Over the course of American history, only one amendment to the U.S Constitution has been passed and then repealed: the 18th Amendment. This amendment concerned the prohibition of alcohol in 1919. It was later annulled by the 21st Amendment passed on February 20, 1933.
The Anti-Saloon League, headed by Wayne Wheeler, worked hard to bring Prohibition to America. Their first true success came when Andrew Volstead sponsored a bill that banned the manufacture, sale, import, export and transport of alcohol in the US and territories under its influence. The second part of the amendment stated that Congress and the states had equal power in enforcing this legislature. The 18th Amendment officially became a law on January 17, 1920.
The amendment appeared successful at first, states the University at Albany. Immediately following the law, liquor consumption declined, there were fewer arrests for drunkenness and illegal alcohol rose to a price that common workers couldn't afford. Over time, these statistics changed as Americans found ways around Prohibition. Hidden bars, known as speakeasies, began to arise inside normal businesses. Drug stores, barbershops and many other establishments offered a safe place where Americans could consume alcohol.
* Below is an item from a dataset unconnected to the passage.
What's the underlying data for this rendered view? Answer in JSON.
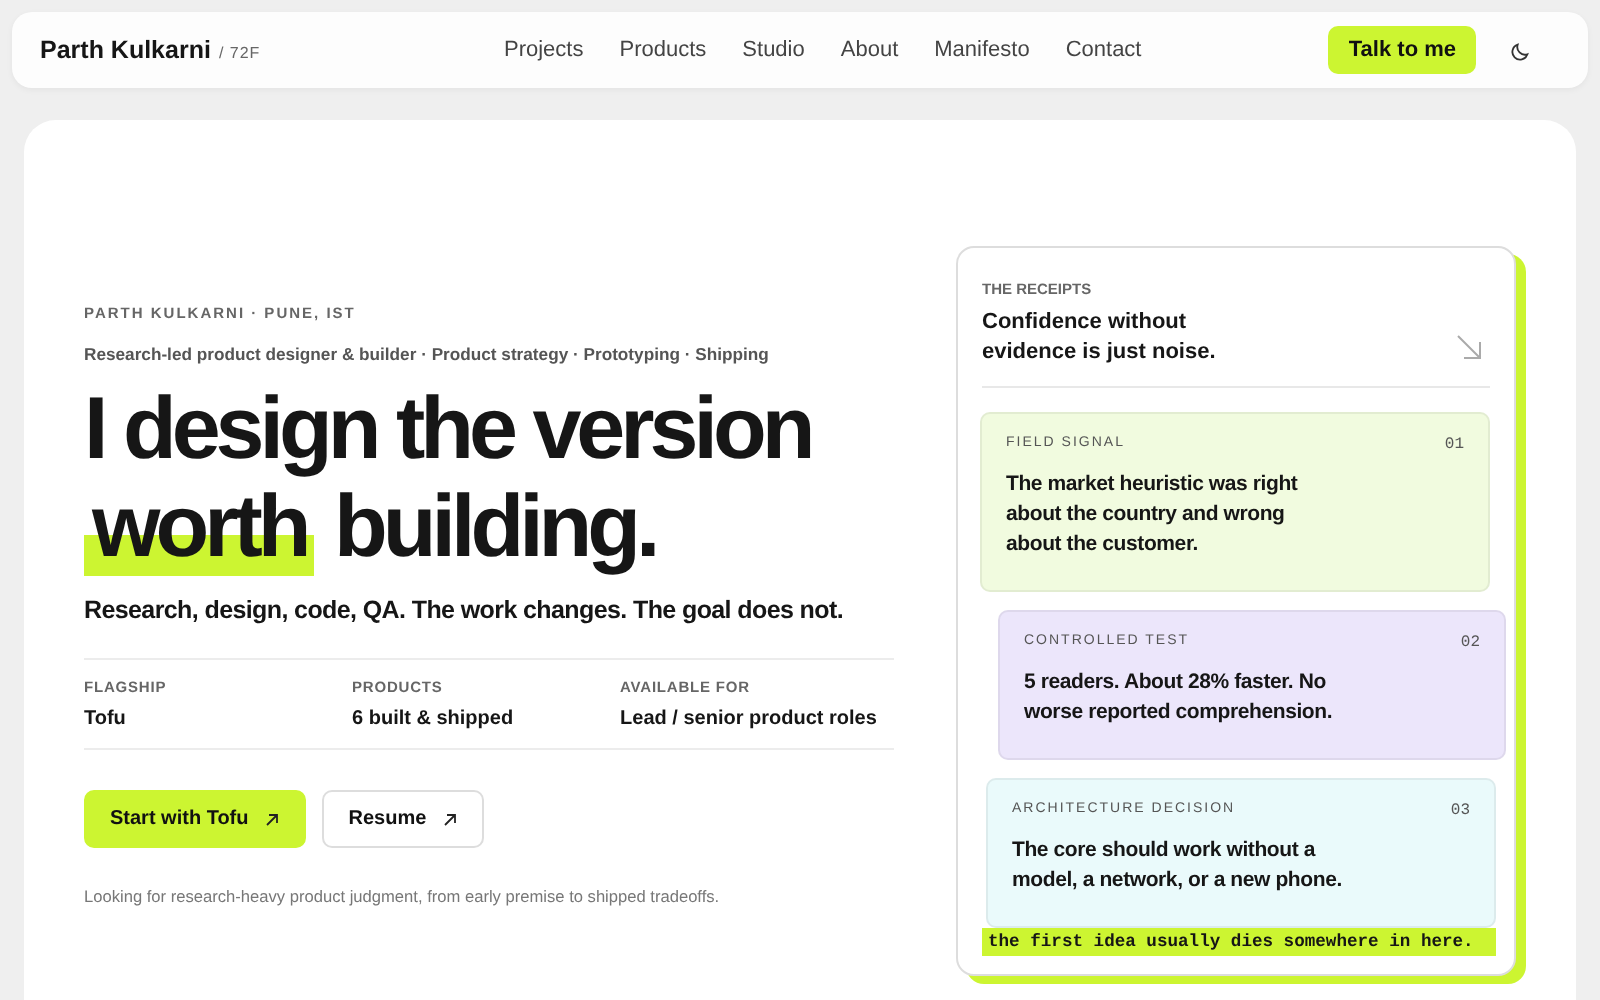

This secrecy caused problems until the 21st Amendment was passed, putting an end to Prohibition and deeming alcohol a state matter.